Carefree time and the sun on the body
Holiday also a time to rest, because we do well, if thoroughly prepare yourself plan how to spend this period. Full freedom is conducive to holiday travel, therefore it is worthwhile to go in some interesting corner of Europe, visited him and win exciting memories. Definitely worth a command country is Spain, which tourists come each year from around the world. That's where we can soak up the sun and sea, and to enjoy the splendours cultural, culinary and others. You just need to go to a good travel agency, buy a tour and start to count down the days to go. Our holiday could be better than all the previous ones. Therefore, let's use this opportunity!
Andalusia (/??nd??lu?si?? -zi?? -???/; Spanish: Andalucía andalu??i.a, -si.a) is a south-western European region established as an autonomous community of the Kingdom of Spain. It is the most populated and the second largest in area of the autonomous communities in Spain. The Andalusian autonomous community is officially recognised as a nationality of Spain.4 The territory is divided into eight provinces: Almería, Cádiz, Córdoba, Granada, Huelva, Jaén, Málaga and Seville. Its capital is the city of Seville (Spanish: Sevilla).
Andalusia is in the south of the Iberian peninsula, immediately south of the autonomous communities of Extremadura and Castile?La Mancha; west of the autonomous community of Murcia and the Mediterranean Sea; east of Portugal and the Atlantic Ocean; and north of the Mediterranean Sea and the Strait of Gibraltar. Andalusia is the only European region with both Mediterranean and Atlantic coastlines. The small British overseas territory of Gibraltar shares a three-quarter-mile land border with the Andalusian province of Cádiz at the eastern end of the Strait of Gibraltar.
Malaga - what you should visit?

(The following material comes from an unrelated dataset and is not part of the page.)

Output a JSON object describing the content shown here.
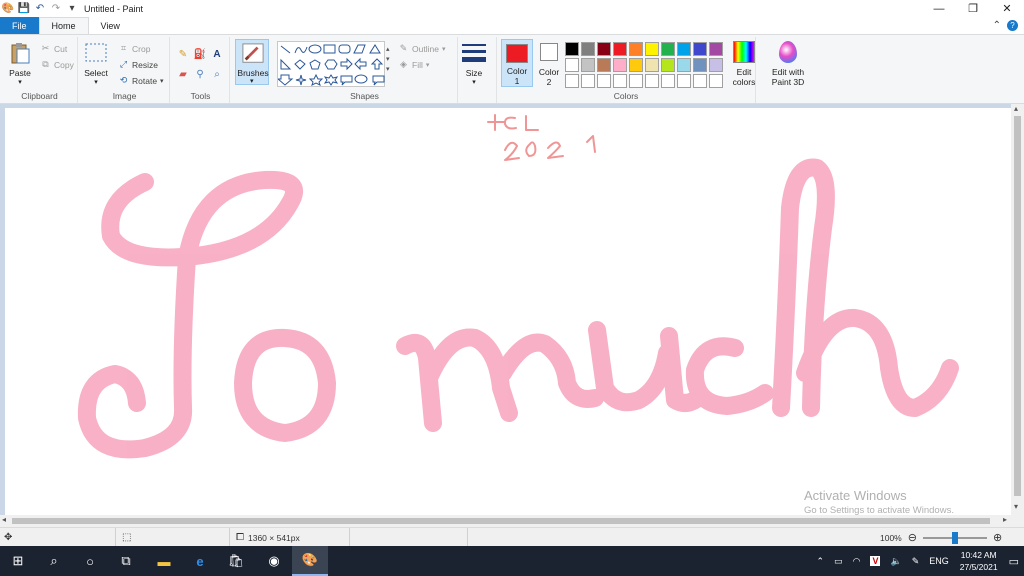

The old historic centre of Málaga reaches the harbour to the south. In the north it is surrounded by mountains, the Montes de Málaga (part of the Baetic Cordillera) lying in the southern base of the Axarquía hills, and two rivers, the Guadalmedina ? the historic center is located on its left bank ? and the Guadalhorce, which flows west of the city into the Mediterranean.
The oldest architectural remains in the city are the walls of the Phoenician city, which are visible in the cellar of the Museo Picasso Málaga.
The Roman theatre of Málaga, which dates from the 1st century BC, was rediscovered in 1951.19
The Moors left posterity the dominating presence of the Castle of Gibralfaro, which is connected to the Alcazaba, the lower fortress and royal residence. Both were built during the Taifa period (11th century) and extended during the Nasrid period (13th and 14th centuries). The Alcazaba stands on a hill within the city. Originally, it defended the city from the incursions of pirates. Later, in the 11th century, it was completely rebuilt by the Hammudid dynasty.20 Occupying the eastern hillside that rises from the sea and overlooks the city, the Alcazaba was surrounded by palms and pine trees.